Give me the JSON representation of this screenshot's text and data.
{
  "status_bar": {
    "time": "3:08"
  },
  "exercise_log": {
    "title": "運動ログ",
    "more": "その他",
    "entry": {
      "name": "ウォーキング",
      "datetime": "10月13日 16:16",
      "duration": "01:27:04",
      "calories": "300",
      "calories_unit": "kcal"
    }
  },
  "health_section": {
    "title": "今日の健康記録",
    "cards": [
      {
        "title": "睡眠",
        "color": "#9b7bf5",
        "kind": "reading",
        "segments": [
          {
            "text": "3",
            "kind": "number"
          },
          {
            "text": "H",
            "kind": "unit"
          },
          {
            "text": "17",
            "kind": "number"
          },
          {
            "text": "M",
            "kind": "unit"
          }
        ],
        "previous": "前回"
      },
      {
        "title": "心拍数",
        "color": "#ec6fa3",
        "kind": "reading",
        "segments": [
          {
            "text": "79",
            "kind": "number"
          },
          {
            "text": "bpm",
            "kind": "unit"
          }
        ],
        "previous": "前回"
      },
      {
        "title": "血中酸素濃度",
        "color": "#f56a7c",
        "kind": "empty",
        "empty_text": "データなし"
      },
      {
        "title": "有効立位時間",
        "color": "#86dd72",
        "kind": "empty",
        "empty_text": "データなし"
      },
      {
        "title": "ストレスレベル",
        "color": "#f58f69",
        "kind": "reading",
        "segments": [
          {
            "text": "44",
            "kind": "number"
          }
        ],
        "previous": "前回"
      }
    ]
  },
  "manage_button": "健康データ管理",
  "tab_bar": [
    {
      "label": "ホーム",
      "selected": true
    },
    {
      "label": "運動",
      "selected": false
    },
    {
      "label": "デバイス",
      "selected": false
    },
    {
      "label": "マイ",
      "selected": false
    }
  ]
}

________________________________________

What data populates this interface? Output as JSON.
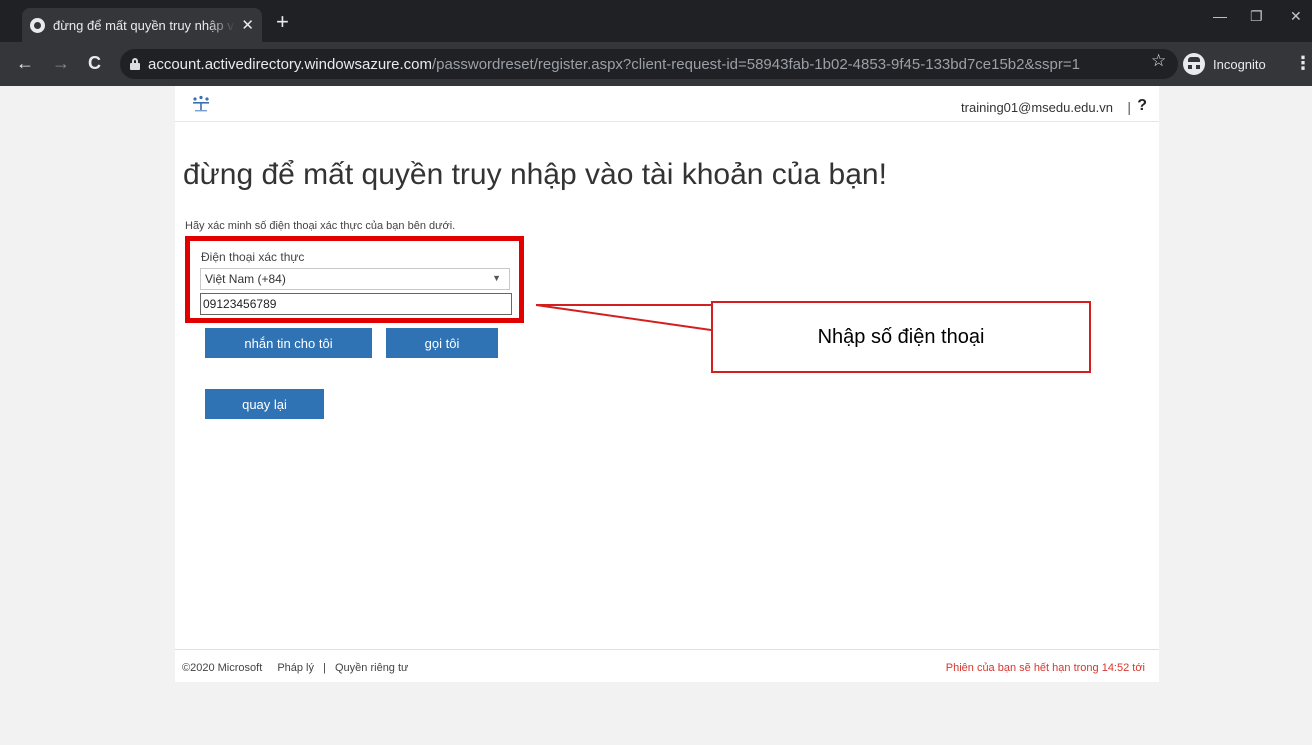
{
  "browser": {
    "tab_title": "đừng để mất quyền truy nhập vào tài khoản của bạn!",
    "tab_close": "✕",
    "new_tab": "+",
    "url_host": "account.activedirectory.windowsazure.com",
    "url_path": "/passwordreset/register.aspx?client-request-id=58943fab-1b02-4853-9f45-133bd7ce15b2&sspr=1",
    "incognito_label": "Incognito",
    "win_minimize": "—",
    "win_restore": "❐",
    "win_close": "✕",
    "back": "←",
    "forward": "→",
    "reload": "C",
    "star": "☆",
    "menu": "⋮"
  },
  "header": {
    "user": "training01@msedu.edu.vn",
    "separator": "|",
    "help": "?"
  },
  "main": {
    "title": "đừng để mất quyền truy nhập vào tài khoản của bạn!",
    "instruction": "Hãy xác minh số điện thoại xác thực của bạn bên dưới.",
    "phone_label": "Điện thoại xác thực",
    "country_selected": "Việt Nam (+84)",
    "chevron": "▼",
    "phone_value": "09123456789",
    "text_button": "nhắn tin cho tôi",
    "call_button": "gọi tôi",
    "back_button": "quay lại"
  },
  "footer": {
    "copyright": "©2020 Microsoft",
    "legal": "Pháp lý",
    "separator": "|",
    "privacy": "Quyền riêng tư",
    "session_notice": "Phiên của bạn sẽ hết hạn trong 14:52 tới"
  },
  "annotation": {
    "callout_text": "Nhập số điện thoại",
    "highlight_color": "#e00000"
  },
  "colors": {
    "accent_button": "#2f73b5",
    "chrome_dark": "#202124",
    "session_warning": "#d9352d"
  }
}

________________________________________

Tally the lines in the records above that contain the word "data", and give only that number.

### Problem solution
2